With his love of flinging rhyming couplets at you as he tries to kill you, Droog has to be the strangest creation the strip had yet come up with and, bearing in mind this is the comic that once brought us a giant killer mouth in space, that's quite a boast to make. What the thinking was behind Droog's conception is anyone's guess but you can only suspect Len Wein may not have been totally serious when he first proposed it.
Still, however bizarre the thing may be, it does guarantee that, once read, the story'll never be forgotten, as the attempt to rescue Glenn Talbot from the Gremlin's fortress continues.

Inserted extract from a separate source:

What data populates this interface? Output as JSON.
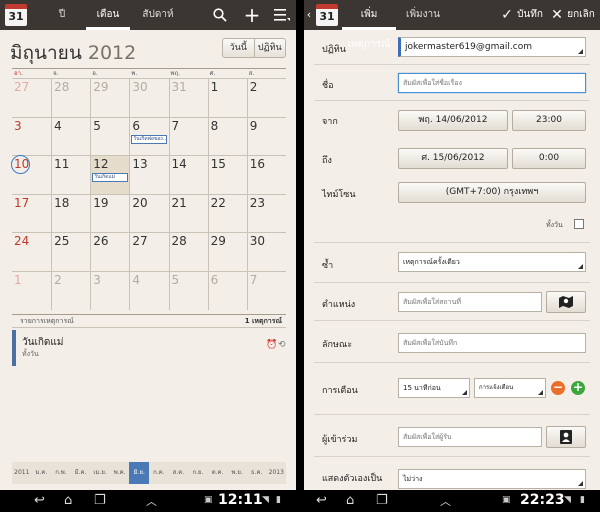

Thanks to Clay Quartermain happening to have a bomb concealed beneath his fingernail, the rescue party bust free from their cell and confront the Gremlin who summons Droog to deal with them. As the Hulk fights Droog, the good guys make their escape, just before SHIELD blast the fortress to smithereens.
You can't ignore the fact that SHIELD's actions in annihilating the fortress seem somewhat irresponsible, as they have no way of knowing whether Ross and his gang have actually got out of the place first. In all honesty, I'm not sure SHIELD overall come across as the most reliable organisation in the world. Every one of their agents that we see this issue seems perhaps a little too "flamboyant" and gung ho for the sake of professionalism.
Still, this is a comic book and we know the good guys win through in the end.
And so, minus the Hulk, our gang return to the US with Glenn Talbot's body.
His mind however is another matter, as the Gremlin had swapped it for that of one of his own agents before sending it back to the US in the exploding impostor we saw in issue #185. Because I don't have the intellect of a master-criminal, I don't have the slightest clue why the Gremlin did the mind-swap in the first place. Why didn't he just send Talbot back in his own body? And why was the loyal Soviet agent who now occupies Talbot's body being kept in one of the Gremlin's cells?
So, overall, it's a tale that no sense makes,
But in its insanity, entertainment it never fakes,
And proves there was some creative steam still,
With Wein and Trimpe's hands upon the till.
Blimey, it's infectious.